What the task asks - Print every line of the records below exactly as it reads.

Task input -

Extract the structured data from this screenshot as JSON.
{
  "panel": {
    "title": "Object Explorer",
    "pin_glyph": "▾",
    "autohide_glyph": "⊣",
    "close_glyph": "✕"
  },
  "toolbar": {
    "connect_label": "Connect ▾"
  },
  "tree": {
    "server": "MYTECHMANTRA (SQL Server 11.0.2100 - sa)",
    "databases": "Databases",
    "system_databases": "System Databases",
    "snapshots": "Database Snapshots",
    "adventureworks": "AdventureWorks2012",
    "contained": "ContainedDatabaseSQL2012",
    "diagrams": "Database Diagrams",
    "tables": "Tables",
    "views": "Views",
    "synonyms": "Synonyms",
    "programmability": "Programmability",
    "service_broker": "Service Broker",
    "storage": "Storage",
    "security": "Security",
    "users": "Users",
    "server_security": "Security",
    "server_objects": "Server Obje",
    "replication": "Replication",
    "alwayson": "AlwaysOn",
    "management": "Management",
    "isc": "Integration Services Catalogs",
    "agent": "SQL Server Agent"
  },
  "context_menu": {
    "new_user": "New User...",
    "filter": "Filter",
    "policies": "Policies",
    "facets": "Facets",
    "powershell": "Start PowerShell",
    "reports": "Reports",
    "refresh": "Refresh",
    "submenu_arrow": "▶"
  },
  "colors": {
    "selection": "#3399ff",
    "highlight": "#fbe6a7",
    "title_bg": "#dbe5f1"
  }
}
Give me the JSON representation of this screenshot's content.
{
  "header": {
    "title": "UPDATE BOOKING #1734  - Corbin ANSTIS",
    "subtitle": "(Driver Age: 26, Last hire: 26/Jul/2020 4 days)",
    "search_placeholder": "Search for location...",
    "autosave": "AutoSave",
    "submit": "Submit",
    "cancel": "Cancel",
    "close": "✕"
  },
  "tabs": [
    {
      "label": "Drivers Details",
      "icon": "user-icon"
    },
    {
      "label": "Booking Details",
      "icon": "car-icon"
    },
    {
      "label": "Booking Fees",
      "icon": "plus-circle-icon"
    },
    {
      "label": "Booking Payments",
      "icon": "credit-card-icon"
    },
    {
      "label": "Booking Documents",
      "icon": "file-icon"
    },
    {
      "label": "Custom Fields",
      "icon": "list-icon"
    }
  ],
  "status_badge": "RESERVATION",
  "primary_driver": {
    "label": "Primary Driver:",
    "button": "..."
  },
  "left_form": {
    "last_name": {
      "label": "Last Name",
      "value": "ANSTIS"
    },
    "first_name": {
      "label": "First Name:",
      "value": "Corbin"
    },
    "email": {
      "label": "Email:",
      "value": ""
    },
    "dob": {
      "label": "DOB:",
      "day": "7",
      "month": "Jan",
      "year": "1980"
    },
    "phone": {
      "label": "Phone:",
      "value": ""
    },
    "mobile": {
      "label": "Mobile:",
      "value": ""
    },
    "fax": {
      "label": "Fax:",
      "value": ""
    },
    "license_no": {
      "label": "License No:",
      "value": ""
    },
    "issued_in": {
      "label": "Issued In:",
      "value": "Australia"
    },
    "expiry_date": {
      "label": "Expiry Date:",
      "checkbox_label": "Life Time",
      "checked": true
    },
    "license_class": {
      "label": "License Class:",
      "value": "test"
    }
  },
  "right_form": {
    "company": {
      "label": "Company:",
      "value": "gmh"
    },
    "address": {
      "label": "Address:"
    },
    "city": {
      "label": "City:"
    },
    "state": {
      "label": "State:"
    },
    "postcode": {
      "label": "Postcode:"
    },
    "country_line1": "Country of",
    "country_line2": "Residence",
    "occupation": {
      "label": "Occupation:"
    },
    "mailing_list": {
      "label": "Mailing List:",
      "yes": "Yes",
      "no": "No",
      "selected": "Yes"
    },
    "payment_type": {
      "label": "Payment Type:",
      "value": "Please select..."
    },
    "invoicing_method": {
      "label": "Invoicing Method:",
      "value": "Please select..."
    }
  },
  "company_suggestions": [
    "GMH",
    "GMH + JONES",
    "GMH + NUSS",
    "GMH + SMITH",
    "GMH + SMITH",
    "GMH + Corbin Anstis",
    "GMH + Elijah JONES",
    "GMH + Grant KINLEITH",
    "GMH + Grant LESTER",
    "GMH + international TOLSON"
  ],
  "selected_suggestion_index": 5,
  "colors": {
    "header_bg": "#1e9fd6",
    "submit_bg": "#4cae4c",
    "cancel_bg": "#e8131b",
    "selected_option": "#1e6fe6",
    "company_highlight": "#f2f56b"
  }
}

Worked solution -
Extract the structured data from this screenshot as JSON.
{
  "panel": {
    "title": "Object Explorer",
    "pin_glyph": "▾",
    "autohide_glyph": "⊣",
    "close_glyph": "✕"
  },
  "toolbar": {
    "connect_label": "Connect ▾"
  },
  "tree": {
    "server": "MYTECHMANTRA (SQL Server 11.0.2100 - sa)",
    "databases": "Databases",
    "system_databases": "System Databases",
    "snapshots": "Database Snapshots",
    "adventureworks": "AdventureWorks2012",
    "contained": "ContainedDatabaseSQL2012",
    "diagrams": "Database Diagrams",
    "tables": "Tables",
    "views": "Views",
    "synonyms": "Synonyms",
    "programmability": "Programmability",
    "service_broker": "Service Broker",
    "storage": "Storage",
    "security": "Security",
    "users": "Users",
    "server_security": "Security",
    "server_objects": "Server Obje",
    "replication": "Replication",
    "alwayson": "AlwaysOn",
    "management": "Management",
    "isc": "Integration Services Catalogs",
    "agent": "SQL Server Agent"
  },
  "context_menu": {
    "new_user": "New User...",
    "filter": "Filter",
    "policies": "Policies",
    "facets": "Facets",
    "powershell": "Start PowerShell",
    "reports": "Reports",
    "refresh": "Refresh",
    "submenu_arrow": "▶"
  },
  "colors": {
    "selection": "#3399ff",
    "highlight": "#fbe6a7",
    "title_bg": "#dbe5f1"
  }
}
Give me the JSON representation of this screenshot's content.
{
  "header": {
    "title": "UPDATE BOOKING #1734  - Corbin ANSTIS",
    "subtitle": "(Driver Age: 26, Last hire: 26/Jul/2020 4 days)",
    "search_placeholder": "Search for location...",
    "autosave": "AutoSave",
    "submit": "Submit",
    "cancel": "Cancel",
    "close": "✕"
  },
  "tabs": [
    {
      "label": "Drivers Details",
      "icon": "user-icon"
    },
    {
      "label": "Booking Details",
      "icon": "car-icon"
    },
    {
      "label": "Booking Fees",
      "icon": "plus-circle-icon"
    },
    {
      "label": "Booking Payments",
      "icon": "credit-card-icon"
    },
    {
      "label": "Booking Documents",
      "icon": "file-icon"
    },
    {
      "label": "Custom Fields",
      "icon": "list-icon"
    }
  ],
  "status_badge": "RESERVATION",
  "primary_driver": {
    "label": "Primary Driver:",
    "button": "..."
  },
  "left_form": {
    "last_name": {
      "label": "Last Name",
      "value": "ANSTIS"
    },
    "first_name": {
      "label": "First Name:",
      "value": "Corbin"
    },
    "email": {
      "label": "Email:",
      "value": ""
    },
    "dob": {
      "label": "DOB:",
      "day": "7",
      "month": "Jan",
      "year": "1980"
    },
    "phone": {
      "label": "Phone:",
      "value": ""
    },
    "mobile": {
      "label": "Mobile:",
      "value": ""
    },
    "fax": {
      "label": "Fax:",
      "value": ""
    },
    "license_no": {
      "label": "License No:",
      "value": ""
    },
    "issued_in": {
      "label": "Issued In:",
      "value": "Australia"
    },
    "expiry_date": {
      "label": "Expiry Date:",
      "checkbox_label": "Life Time",
      "checked": true
    },
    "license_class": {
      "label": "License Class:",
      "value": "test"
    }
  },
  "right_form": {
    "company": {
      "label": "Company:",
      "value": "gmh"
    },
    "address": {
      "label": "Address:"
    },
    "city": {
      "label": "City:"
    },
    "state": {
      "label": "State:"
    },
    "postcode": {
      "label": "Postcode:"
    },
    "country_line1": "Country of",
    "country_line2": "Residence",
    "occupation": {
      "label": "Occupation:"
    },
    "mailing_list": {
      "label": "Mailing List:",
      "yes": "Yes",
      "no": "No",
      "selected": "Yes"
    },
    "payment_type": {
      "label": "Payment Type:",
      "value": "Please select..."
    },
    "invoicing_method": {
      "label": "Invoicing Method:",
      "value": "Please select..."
    }
  },
  "company_suggestions": [
    "GMH",
    "GMH + JONES",
    "GMH + NUSS",
    "GMH + SMITH",
    "GMH + SMITH",
    "GMH + Corbin Anstis",
    "GMH + Elijah JONES",
    "GMH + Grant KINLEITH",
    "GMH + Grant LESTER",
    "GMH + international TOLSON"
  ],
  "selected_suggestion_index": 5,
  "colors": {
    "header_bg": "#1e9fd6",
    "submit_bg": "#4cae4c",
    "cancel_bg": "#e8131b",
    "selected_option": "#1e6fe6",
    "company_highlight": "#f2f56b"
  }
}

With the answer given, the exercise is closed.